DESCRIPTION OF THE TASK — Exact reproduction of all the data is required, with pictures excluded.

RECORD SET —
• • • • •

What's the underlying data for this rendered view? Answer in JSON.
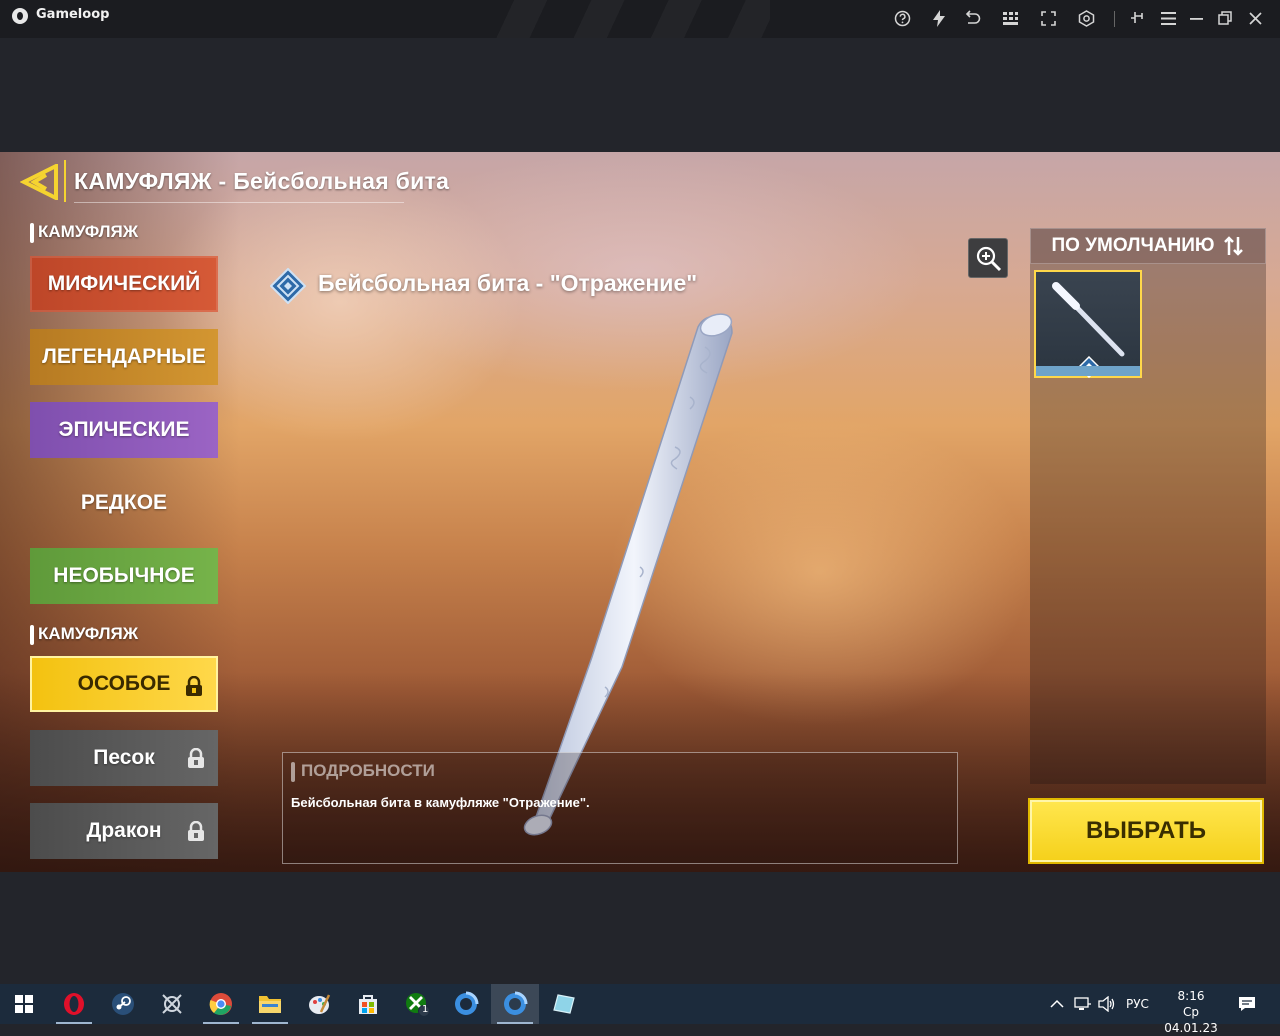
{
  "window": {
    "title": "Gameloop"
  },
  "game": {
    "page_title": "КАМУФЛЯЖ - Бейсбольная бита",
    "section_1_label": "КАМУФЛЯЖ",
    "section_2_label": "КАМУФЛЯЖ",
    "categories": [
      {
        "label": "МИФИЧЕСКИЙ"
      },
      {
        "label": "ЛЕГЕНДАРНЫЕ"
      },
      {
        "label": "ЭПИЧЕСКИЕ"
      },
      {
        "label": "РЕДКОЕ"
      },
      {
        "label": "НЕОБЫЧНОЕ"
      }
    ],
    "special_categories": [
      {
        "label": "ОСОБОЕ"
      },
      {
        "label": "Песок"
      },
      {
        "label": "Дракон"
      }
    ],
    "skin_name": "Бейсбольная бита - \"Отражение\"",
    "sort_label": "ПО УМОЛЧАНИЮ",
    "details_label": "ПОДРОБНОСТИ",
    "details_text": "Бейсбольная бита в камуфляже \"Отражение\".",
    "select_button": "ВЫБРАТЬ",
    "colors": {
      "accent_yellow": "#f5d430",
      "mythic": "#d65a37",
      "legendary": "#d39631",
      "epic": "#9b64c4",
      "uncommon": "#76b34a"
    }
  },
  "taskbar": {
    "language": "РУС",
    "time": "8:16",
    "date": "Ср 04.01.23",
    "xbox_badge": "1"
  }
}
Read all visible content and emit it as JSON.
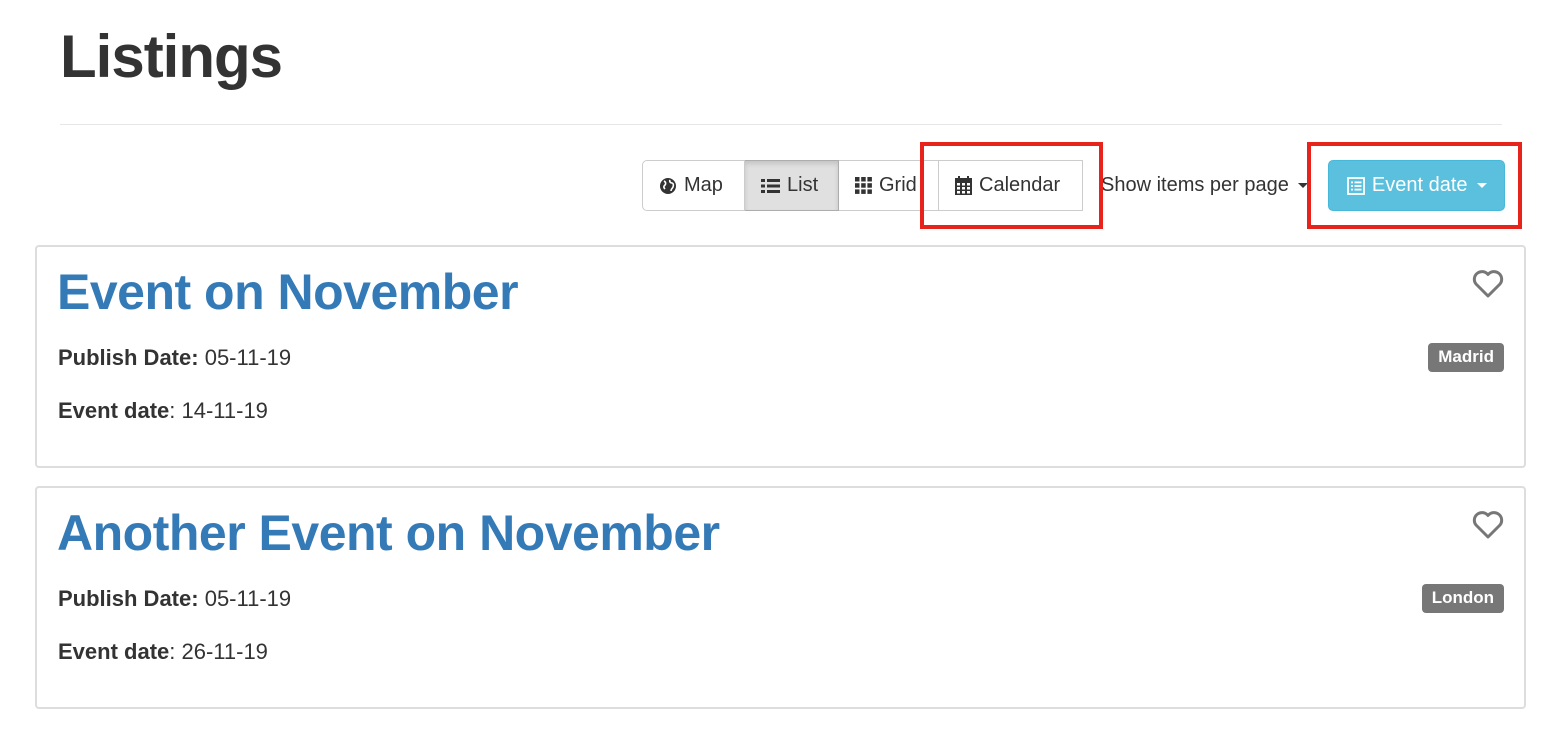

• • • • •

WRITTEN SOLUTION —
What's the underlying data for this rendered view? Answer in JSON.
{
  "window": {
    "title": "Gameloop"
  },
  "game": {
    "page_title": "КАМУФЛЯЖ - Бейсбольная бита",
    "section_1_label": "КАМУФЛЯЖ",
    "section_2_label": "КАМУФЛЯЖ",
    "categories": [
      {
        "label": "МИФИЧЕСКИЙ"
      },
      {
        "label": "ЛЕГЕНДАРНЫЕ"
      },
      {
        "label": "ЭПИЧЕСКИЕ"
      },
      {
        "label": "РЕДКОЕ"
      },
      {
        "label": "НЕОБЫЧНОЕ"
      }
    ],
    "special_categories": [
      {
        "label": "ОСОБОЕ"
      },
      {
        "label": "Песок"
      },
      {
        "label": "Дракон"
      }
    ],
    "skin_name": "Бейсбольная бита - \"Отражение\"",
    "sort_label": "ПО УМОЛЧАНИЮ",
    "details_label": "ПОДРОБНОСТИ",
    "details_text": "Бейсбольная бита в камуфляже \"Отражение\".",
    "select_button": "ВЫБРАТЬ",
    "colors": {
      "accent_yellow": "#f5d430",
      "mythic": "#d65a37",
      "legendary": "#d39631",
      "epic": "#9b64c4",
      "uncommon": "#76b34a"
    }
  },
  "taskbar": {
    "language": "РУС",
    "time": "8:16",
    "date": "Ср 04.01.23",
    "xbox_badge": "1"
  }
}
Read all visible content and emit it as JSON.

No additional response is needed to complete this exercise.